What the task requires:
Across the entries below, how many lines include "this"? Give the number and nothing else.
START Task input
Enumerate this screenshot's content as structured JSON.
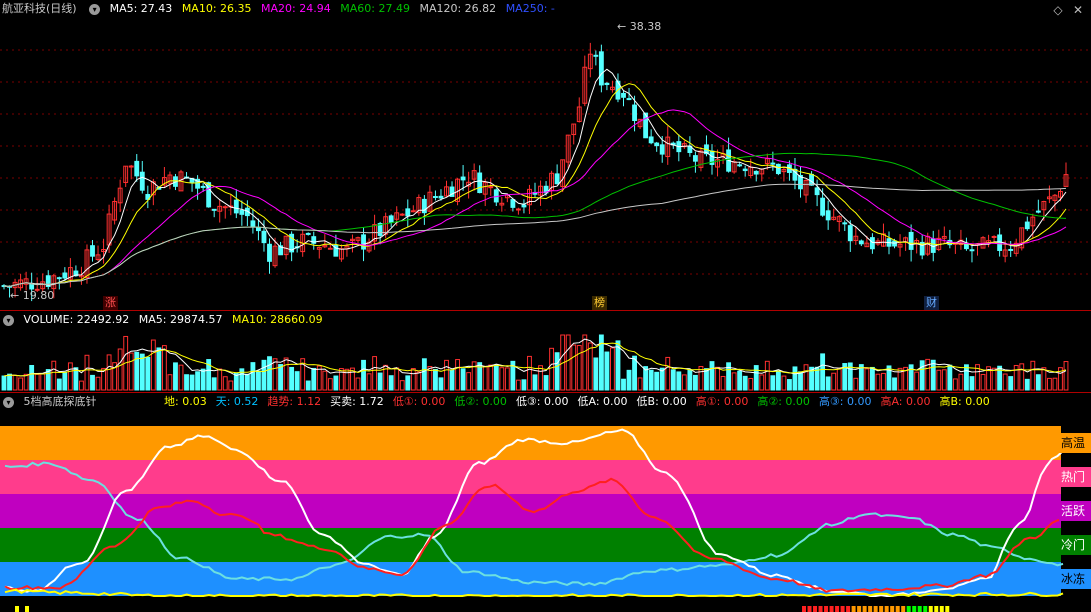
{
  "price_header": {
    "title": "航亚科技(日线)",
    "ma5": "MA5: 27.43",
    "ma10": "MA10: 26.35",
    "ma20": "MA20: 24.94",
    "ma60": "MA60: 27.49",
    "ma120": "MA120: 26.82",
    "ma250": "MA250: -"
  },
  "price_chart": {
    "high_label": "38.38",
    "low_label": "19.80",
    "markers": [
      "涨",
      "榜",
      "财"
    ]
  },
  "volume_header": {
    "volume": "VOLUME: 22492.92",
    "ma5": "MA5: 29874.57",
    "ma10": "MA10: 28660.09"
  },
  "indicator_header": {
    "name": "5档高底探底针",
    "items": [
      {
        "text": "地: 0.03",
        "color": "#ffff00"
      },
      {
        "text": "天: 0.52",
        "color": "#00c0ff"
      },
      {
        "text": "趋势: 1.12",
        "color": "#ff3030"
      },
      {
        "text": "买卖: 1.72",
        "color": "#ffffff"
      },
      {
        "text": "低①: 0.00",
        "color": "#ff3030"
      },
      {
        "text": "低②: 0.00",
        "color": "#00c000"
      },
      {
        "text": "低③: 0.00",
        "color": "#ffffff"
      },
      {
        "text": "低A: 0.00",
        "color": "#ffffff"
      },
      {
        "text": "低B: 0.00",
        "color": "#ffffff"
      },
      {
        "text": "高①: 0.00",
        "color": "#ff3030"
      },
      {
        "text": "高②: 0.00",
        "color": "#00c000"
      },
      {
        "text": "高③: 0.00",
        "color": "#3399ff"
      },
      {
        "text": "高A: 0.00",
        "color": "#ff3030"
      },
      {
        "text": "高B: 0.00",
        "color": "#ffff00"
      }
    ]
  },
  "zones": [
    {
      "label": "高温",
      "color": "#ff9900",
      "text_color": "#000000"
    },
    {
      "label": "热门",
      "color": "#ff3c8c",
      "text_color": "#ffffff"
    },
    {
      "label": "活跃",
      "color": "#c000c0",
      "text_color": "#ffffff"
    },
    {
      "label": "冷门",
      "color": "#008000",
      "text_color": "#ffffff"
    },
    {
      "label": "冰冻",
      "color": "#1e90ff",
      "text_color": "#000000"
    }
  ],
  "colors": {
    "ma5": "#ffffff",
    "ma10": "#ffff00",
    "ma20": "#ff00ff",
    "ma60": "#00c000",
    "ma120": "#c8c8c8",
    "ma250": "#0000ff",
    "up": "#ff3030",
    "down": "#54ffff"
  }
}
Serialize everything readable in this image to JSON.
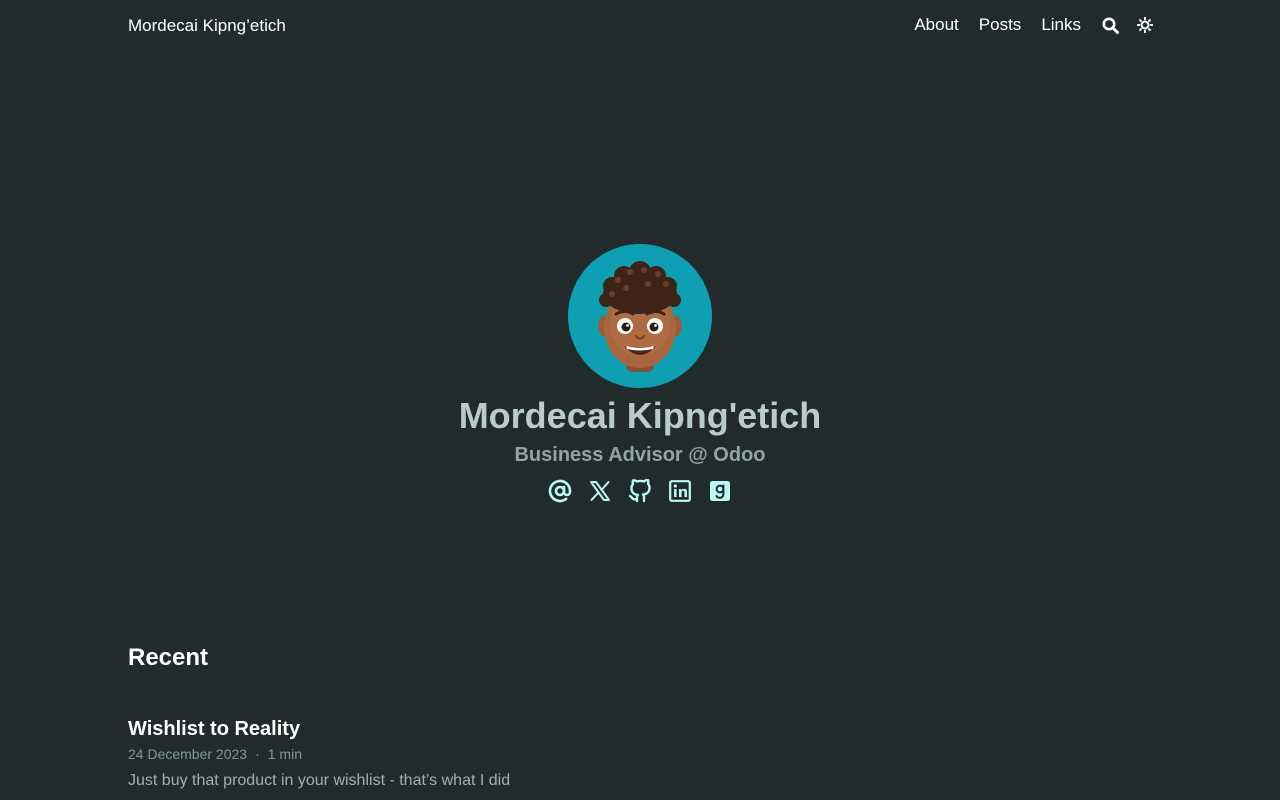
{
  "header": {
    "site_title": "Mordecai Kipng’etich",
    "nav": {
      "about": "About",
      "posts": "Posts",
      "links": "Links"
    },
    "search_icon": "search-icon",
    "theme_icon": "sun-icon"
  },
  "profile": {
    "avatar_icon": "memoji-avatar",
    "name": "Mordecai Kipng'etich",
    "subtitle": "Business Advisor @ Odoo",
    "socials": [
      "at-sign-icon",
      "x-twitter-icon",
      "github-icon",
      "linkedin-icon",
      "goodreads-icon"
    ],
    "colors": {
      "avatar_bg": "#0e9fb3",
      "name": "#b8cdc9",
      "social_icon": "#b9fbf3"
    }
  },
  "recent": {
    "heading": "Recent",
    "posts": [
      {
        "title": "Wishlist to Reality",
        "date": "24 December 2023",
        "separator": "·",
        "read_time": "1 min",
        "summary": "Just buy that product in your wishlist - that’s what I did"
      }
    ]
  },
  "colors": {
    "background": "#212b2b",
    "text": "#ffffff"
  }
}
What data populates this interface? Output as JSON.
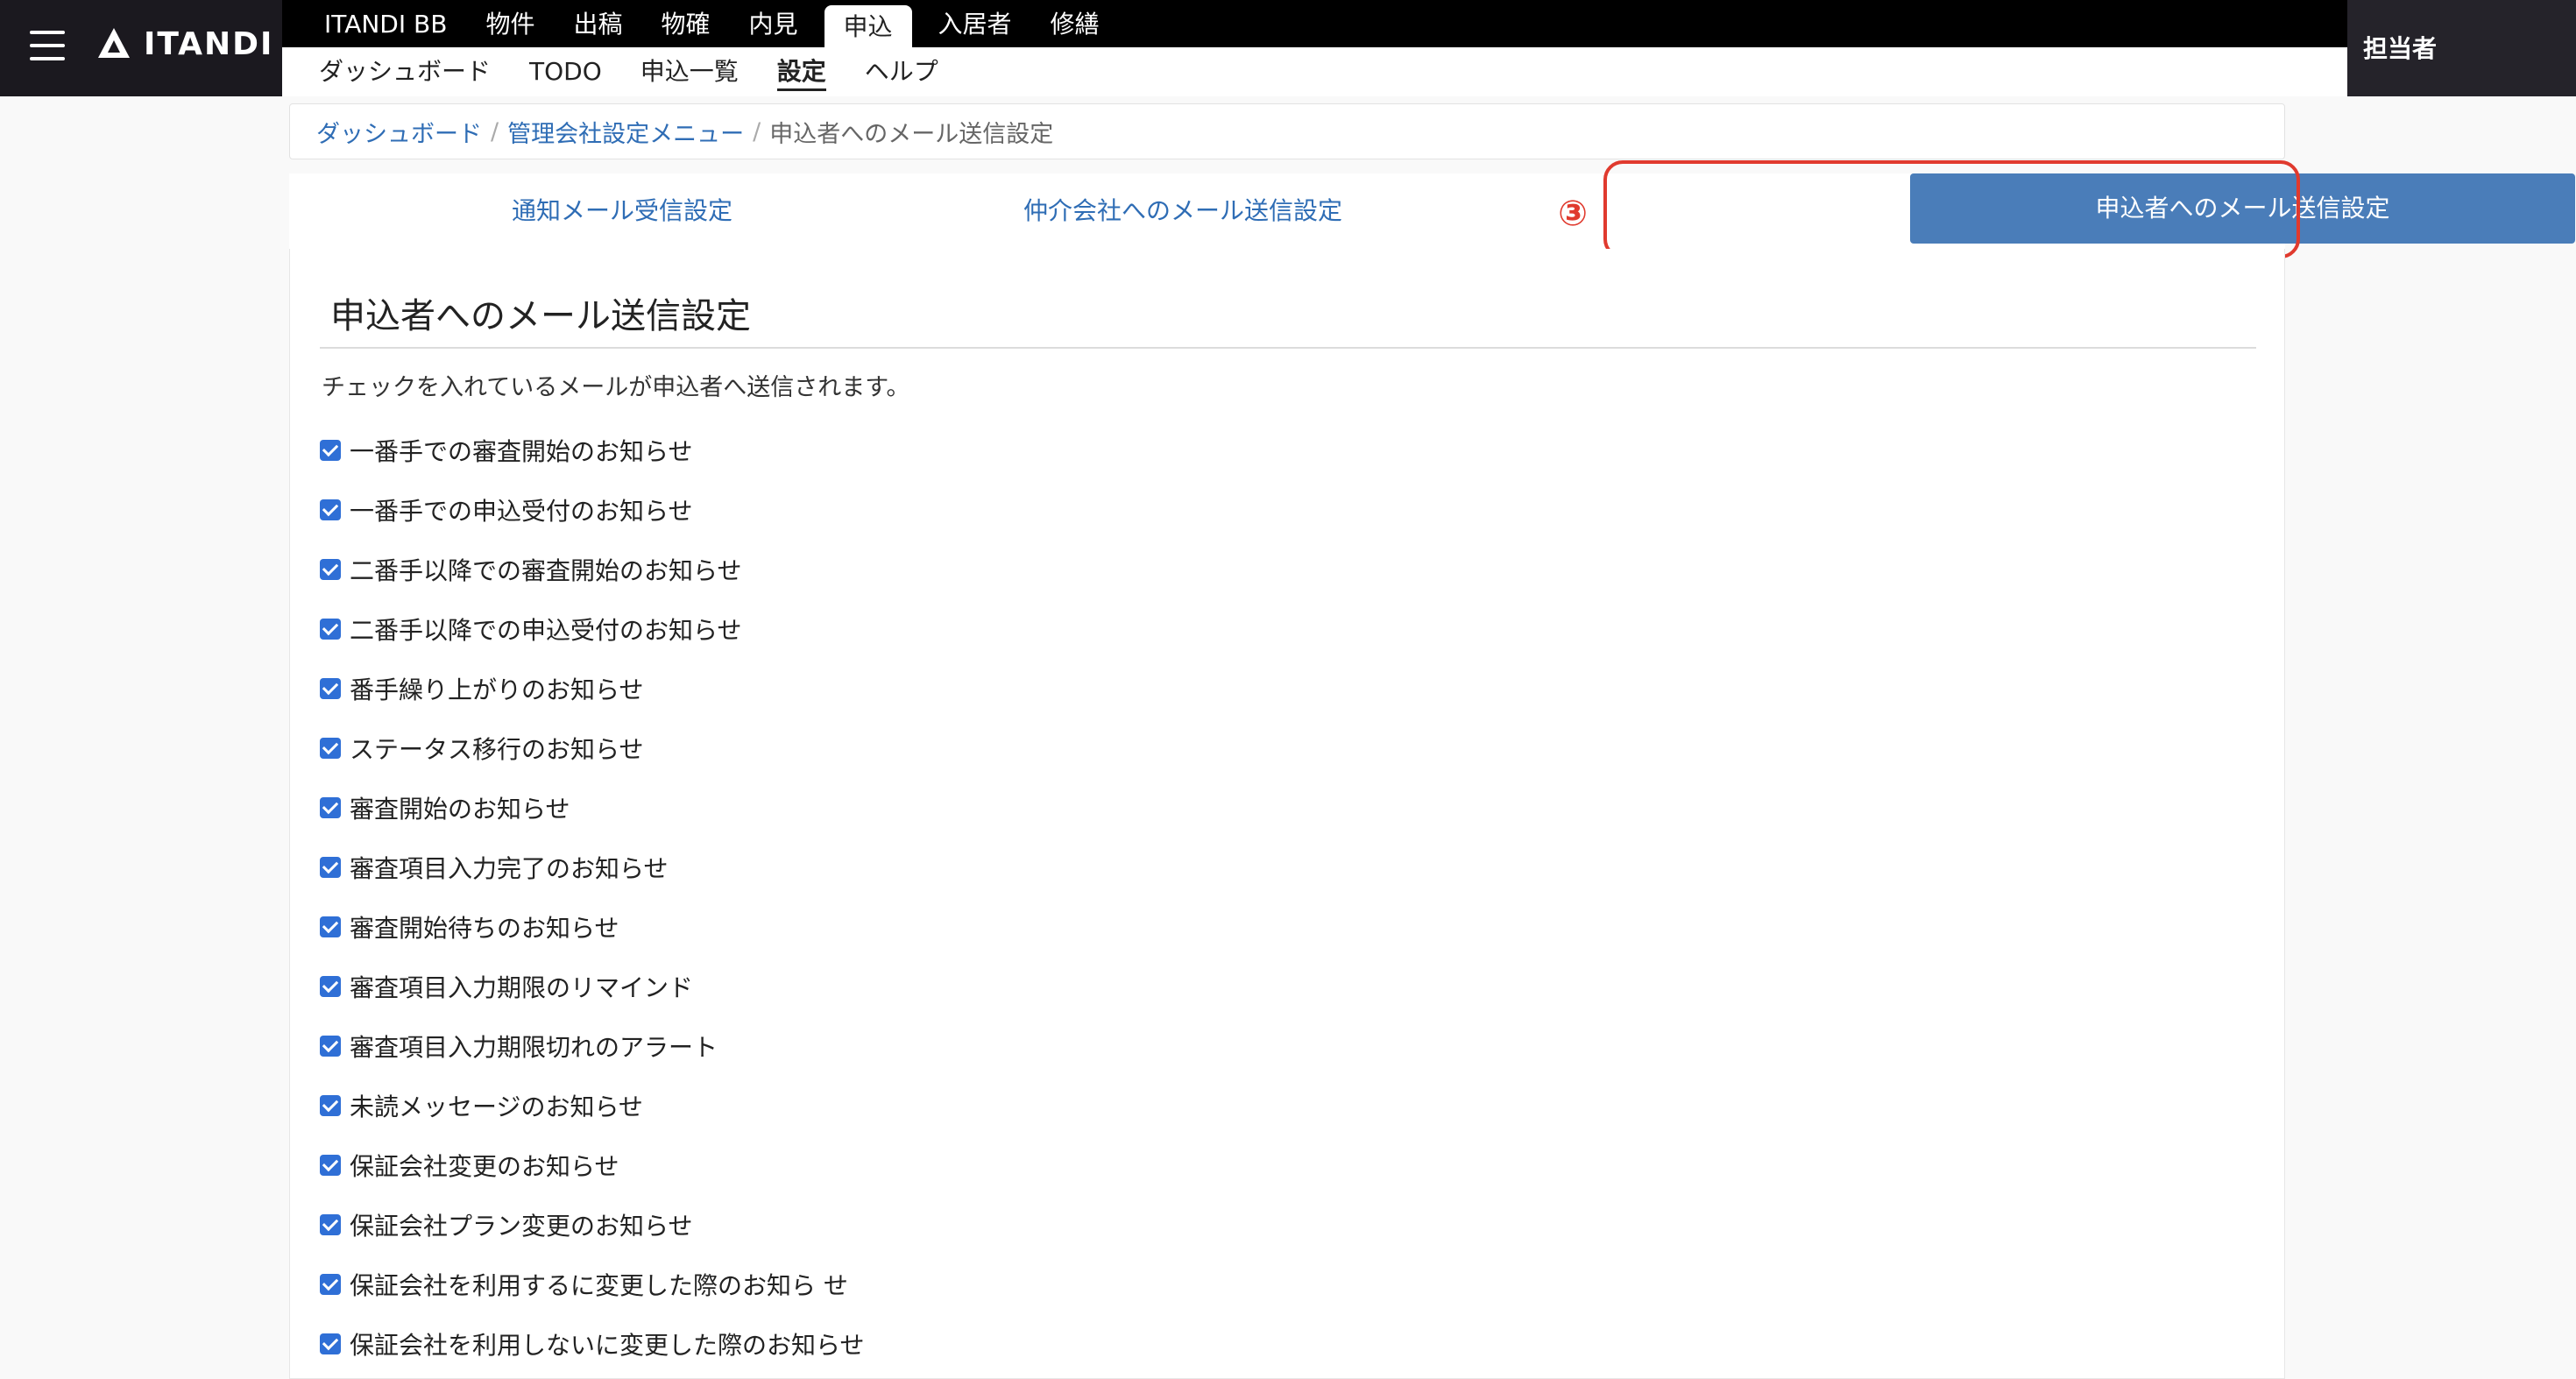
{
  "app": {
    "logo_text": "ITANDI",
    "user_name": "担当者"
  },
  "top_nav": [
    "ITANDI BB",
    "物件",
    "出稿",
    "物確",
    "内見",
    "申込",
    "入居者",
    "修繕"
  ],
  "top_nav_active": "申込",
  "sub_nav": [
    "ダッシュボード",
    "TODO",
    "申込一覧",
    "設定",
    "ヘルプ"
  ],
  "sub_nav_active": "設定",
  "breadcrumb": {
    "items": [
      "ダッシュボード",
      "管理会社設定メニュー"
    ],
    "current": "申込者へのメール送信設定",
    "separator": "/"
  },
  "tabs": {
    "tab1": "通知メール受信設定",
    "tab2": "仲介会社へのメール送信設定",
    "tab3": "申込者へのメール送信設定"
  },
  "annotation": {
    "step": "③",
    "color": "#e03a2e"
  },
  "panel": {
    "title": "申込者へのメール送信設定",
    "description": "チェックを入れているメールが申込者へ送信されます。",
    "options": [
      {
        "label": "一番手での審査開始のお知らせ",
        "checked": true
      },
      {
        "label": "一番手での申込受付のお知らせ",
        "checked": true
      },
      {
        "label": "二番手以降での審査開始のお知らせ",
        "checked": true
      },
      {
        "label": "二番手以降での申込受付のお知らせ",
        "checked": true
      },
      {
        "label": "番手繰り上がりのお知らせ",
        "checked": true
      },
      {
        "label": "ステータス移行のお知らせ",
        "checked": true
      },
      {
        "label": "審査開始のお知らせ",
        "checked": true
      },
      {
        "label": "審査項目入力完了のお知らせ",
        "checked": true
      },
      {
        "label": "審査開始待ちのお知らせ",
        "checked": true
      },
      {
        "label": "審査項目入力期限のリマインド",
        "checked": true
      },
      {
        "label": "審査項目入力期限切れのアラート",
        "checked": true
      },
      {
        "label": "未読メッセージのお知らせ",
        "checked": true
      },
      {
        "label": "保証会社変更のお知らせ",
        "checked": true
      },
      {
        "label": "保証会社プラン変更のお知らせ",
        "checked": true
      },
      {
        "label": "保証会社を利用するに変更した際のお知ら せ",
        "checked": true
      },
      {
        "label": "保証会社を利用しないに変更した際のお知らせ",
        "checked": true
      }
    ]
  },
  "colors": {
    "header_bg": "#1b191f",
    "accent": "#4a7db9",
    "link": "#2f6db5"
  }
}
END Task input
Solved problem:
3